Bacteria don’t fare very well on a cold, dry, plastic toilet seat. And anyway, these bacteria have to enter your body somehow. You’d have to have a wound on your thigh, and get that wound infected, to contract something off a toilet seat. The thing to worry about is your hands: If you touch a stall latch that’s colonized by dangerous bugs, and then say, bite your nails, those bacteria could get inside you via your mouth. (That’s why you should always wash your hands after going to the loo.)
In fact, as I was reporting the story, I exasperated at least one microbiologist with my toilet-related disease fears. “It’s unfounded paranoia,” Jack Gilbert, faculty director of the Microbiome Center at the University of Chicago, told me, losing his patience. We’re much more likely to die from lifestyle factors — eating unhealthy food and not exercising — than we are catching anything off a toilet seat, Gilbert says. “People are killing themselves all day every day and yet they’re paranoid about a freaking toilet seat. It’s just the most ridiculous thing I’ve ever heard of.”
Gilbert says his son once dropped a toy in a urinal at a gas station off the highway somewhere in Massachusetts. He picked up the toy, washed it off, and gave it back to his son. His friends lost it: “Everyone was like, ‘Oh my god!
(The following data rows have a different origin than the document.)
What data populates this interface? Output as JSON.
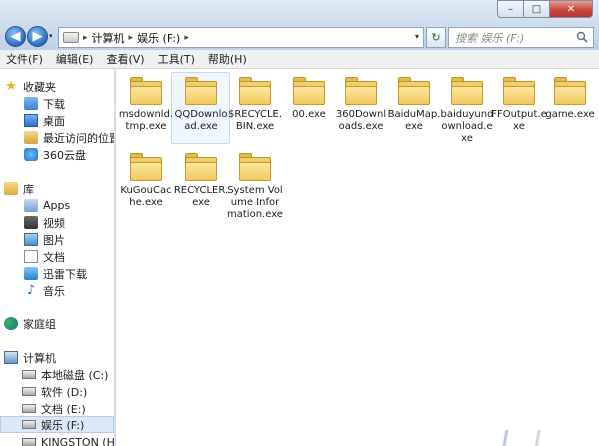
{
  "window": {
    "min_glyph": "–",
    "max_glyph": "□",
    "close_glyph": "✕"
  },
  "address": {
    "crumbs": [
      "计算机",
      "娱乐 (F:)"
    ],
    "separator": "▸",
    "dropdown": "▾"
  },
  "nav": {
    "back": "◀",
    "forward": "▶",
    "history": "▾",
    "refresh": "↻"
  },
  "search": {
    "placeholder": "搜索 娱乐 (F:)"
  },
  "menu": [
    "文件(F)",
    "编辑(E)",
    "查看(V)",
    "工具(T)",
    "帮助(H)"
  ],
  "sidebar": {
    "favorites": {
      "label": "收藏夹",
      "items": [
        "下载",
        "桌面",
        "最近访问的位置",
        "360云盘"
      ]
    },
    "libraries": {
      "label": "库",
      "items": [
        "Apps",
        "视频",
        "图片",
        "文档",
        "迅雷下载",
        "音乐"
      ]
    },
    "homegroup": {
      "label": "家庭组"
    },
    "computer": {
      "label": "计算机",
      "drives": [
        "本地磁盘 (C:)",
        "软件 (D:)",
        "文档 (E:)",
        "娱乐 (F:)",
        "KINGSTON (H:)"
      ],
      "selected_index": 3
    }
  },
  "content": {
    "items": [
      {
        "label": "msdownld.tmp.exe"
      },
      {
        "label": "QQDownload.exe",
        "selected": true
      },
      {
        "label": "$RECYCLE.BIN.exe"
      },
      {
        "label": "00.exe"
      },
      {
        "label": "360Downloads.exe"
      },
      {
        "label": "BaiduMap.exe"
      },
      {
        "label": "baiduyundownload.exe"
      },
      {
        "label": "FFOutput.exe"
      },
      {
        "label": "game.exe"
      },
      {
        "label": "KuGouCache.exe"
      },
      {
        "label": "RECYCLER.exe"
      },
      {
        "label": "System Volume Information.exe"
      }
    ]
  }
}
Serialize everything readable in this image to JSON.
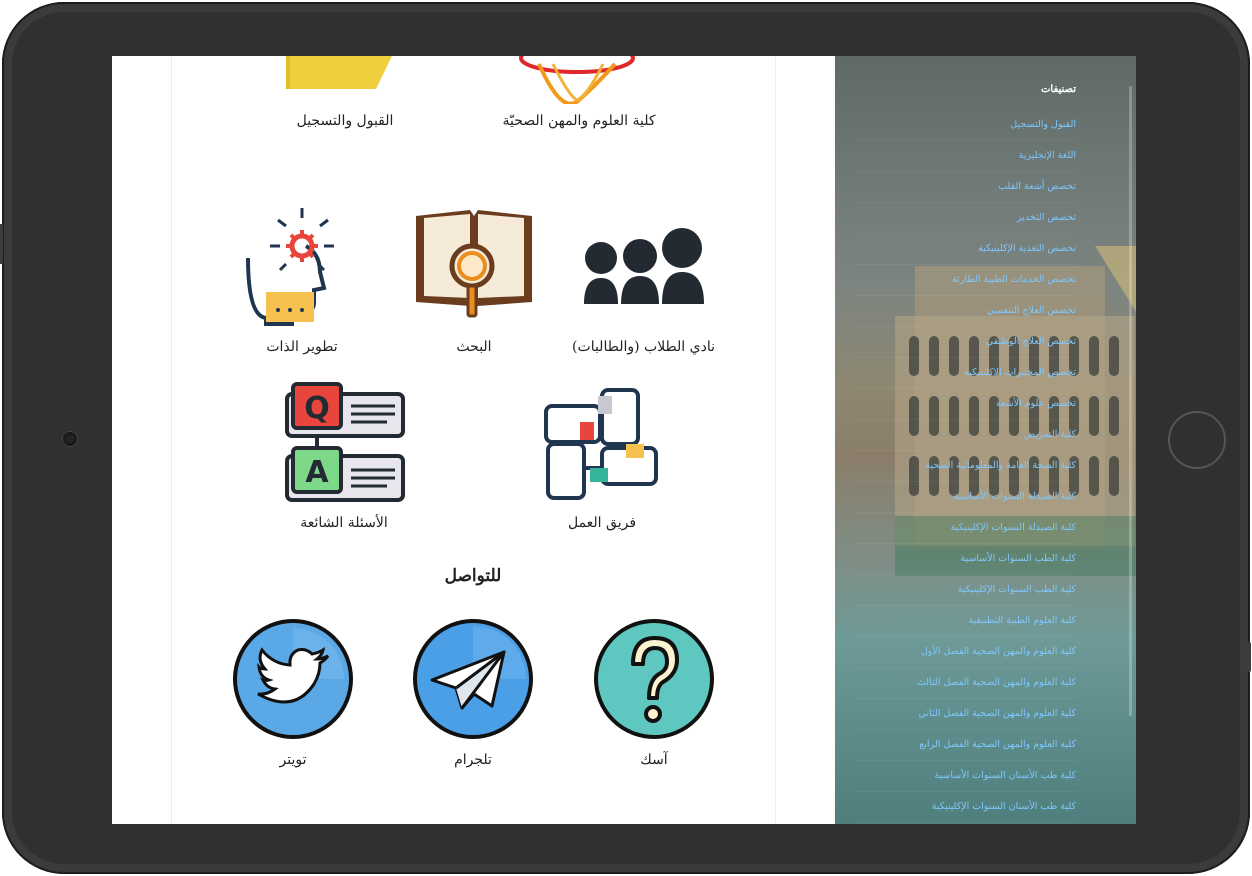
{
  "sections": {
    "top_labels": [
      "القبول والتسجيل",
      "كلية العلوم والمهن الصحيّة"
    ],
    "row1": [
      "تطوير الذات",
      "البحث",
      "نادي الطلاب (والطالبات)"
    ],
    "row2": [
      "الأسئلة الشائعة",
      "فريق العمل"
    ],
    "contact_heading": "للتواصل",
    "contact": [
      "تويتر",
      "تلجرام",
      "آسك"
    ]
  },
  "qa_icon": {
    "q": "Q",
    "a": "A"
  },
  "sidebar": {
    "title": "تصنيفات",
    "items": [
      "القبول والتسجيل",
      "اللغة الإنجليزية",
      "تخصص أشعة القلب",
      "تخصص التخدير",
      "تخصص التغذية الإكلينيكية",
      "تخصص الخدمات الطبية الطارئة",
      "تخصص العلاج التنفسي",
      "تخصص العلاج الوظيفي",
      "تخصص المختبرات الإكلينيكية",
      "تخصص علوم الأشعة",
      "كلية التمريض",
      "كلية الصحة العامة والمعلوماتية الصحية",
      "كلية الصيدلة السنوات الأساسية",
      "كلية الصيدلة السنوات الإكلينيكية",
      "كلية الطب السنوات الأساسية",
      "كلية الطب السنوات الإكلينيكية",
      "كلية العلوم الطبية التطبيقية",
      "كلية العلوم والمهن الصحية الفصل الأول",
      "كلية العلوم والمهن الصحية الفصل الثالث",
      "كلية العلوم والمهن الصحية الفصل الثاني",
      "كلية العلوم والمهن الصحية الفصل الرابع",
      "كلية طب الأسنان السنوات الأساسية",
      "كلية طب الأسنان السنوات الإكلينيكية"
    ]
  },
  "colors": {
    "frame": "#2f3031",
    "link": "#7fc8ff",
    "twitter": "#5aa9e6",
    "telegram": "#4a9fe6",
    "ask": "#5ec7bf"
  }
}
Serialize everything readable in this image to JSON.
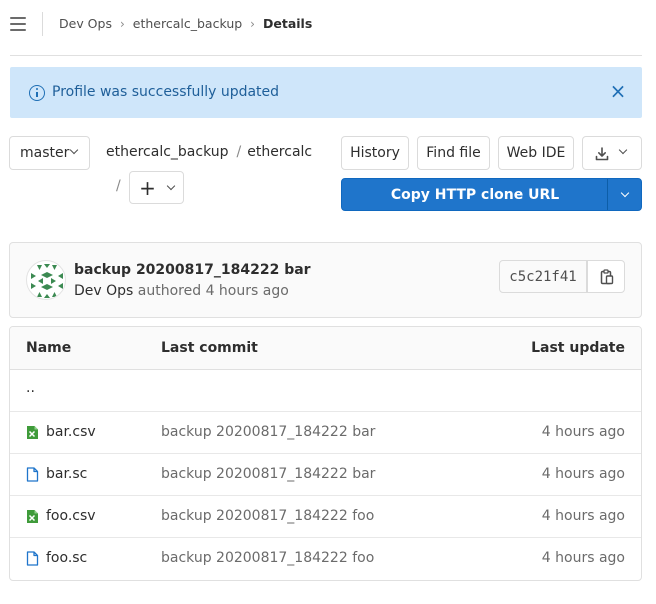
{
  "breadcrumb": {
    "items": [
      "Dev Ops",
      "ethercalc_backup"
    ],
    "current": "Details"
  },
  "flash": {
    "message": "Profile was successfully updated"
  },
  "repo": {
    "branch": "master",
    "path": [
      "ethercalc_backup",
      "ethercalc"
    ],
    "add_label": "+",
    "buttons": {
      "history": "History",
      "find_file": "Find file",
      "web_ide": "Web IDE"
    },
    "clone_label": "Copy HTTP clone URL"
  },
  "commit": {
    "title": "backup 20200817_184222 bar",
    "author": "Dev Ops",
    "verb": "authored",
    "time": "4 hours ago",
    "sha": "c5c21f41"
  },
  "table": {
    "headers": {
      "name": "Name",
      "last_commit": "Last commit",
      "last_update": "Last update"
    },
    "parent": "..",
    "rows": [
      {
        "name": "bar.csv",
        "icon": "spreadsheet-file-icon",
        "commit": "backup 20200817_184222 bar",
        "updated": "4 hours ago"
      },
      {
        "name": "bar.sc",
        "icon": "file-icon",
        "commit": "backup 20200817_184222 bar",
        "updated": "4 hours ago"
      },
      {
        "name": "foo.csv",
        "icon": "spreadsheet-file-icon",
        "commit": "backup 20200817_184222 foo",
        "updated": "4 hours ago"
      },
      {
        "name": "foo.sc",
        "icon": "file-icon",
        "commit": "backup 20200817_184222 foo",
        "updated": "4 hours ago"
      }
    ]
  },
  "colors": {
    "primary": "#1f75cb",
    "flash_bg": "#cfe6fa",
    "csv_icon": "#3f9b3a",
    "file_icon": "#1f75cb",
    "avatar": "#3c8a52"
  }
}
That’s disgusting! You’re getting your kid infected,’” Gilbert says. “By what?”
Gilbert is right — but facts don’t speak convincingly to fear. (If my hypothetical future son drops his toy in a urinal, by the way, too bad for him.) That’s totally normal, according to David Ropeik, a consultant in risk perception and author of How Risky Is It, Really? Why Our Fears Don’t Match The Facts. “Risk is not a statistical number or a scientific formula,” he says. “It’s how we feel.” Just ask people who keep worrying (unnecessarily) that an out-of-control Chinese space station will fall on their heads.
Our brains, Ropeik says, rely a lot on instinct when we have to assess risk. For instance, if we find something disgusting, we try to avoid it. We evolved that way to stay away from things that might make us sick or kill us. Or, as Ropeik says: “Don’t eat things that smell like shit because you could die.”
There’s also another psychological factor at play, called loss aversion, which means that people care more about avoiding loss than about potentially getting something. Imagine entering a bathroom stall, where there’s toilet paper on the floor, maybe some drops of urine on the seat itself. That sight confronts us with an imminent loss — in this case, the possible loss of health, Ropeik says. When that happens, the potential bad outcome gets emotionally magnified, so we worry about losing our health more than we value emptying our bladder. It doesn’t matter how low the odds of getting an infection are.
Ropeik admits that there are exceptions: “If you really gotta go, to hell with this stuff, man. You’re gonna sit down.” But the irrational fear of a toilet seat is a great example of how our brains are wired to perceive risk, based on feelings. We assess all kinds of risky situations this way, and when we ignore the facts, the consequences aren’t always positive. “This is a warning, to think with our heads a little more and our guts a little less,” Ropeik says.
As for toilet seats, since the consequences aren’t serious — except maybe getting some pee on my pants — I’m going to keep doing what my mama taught me years ago. But don’t worry, I promise to wipe the seat clean.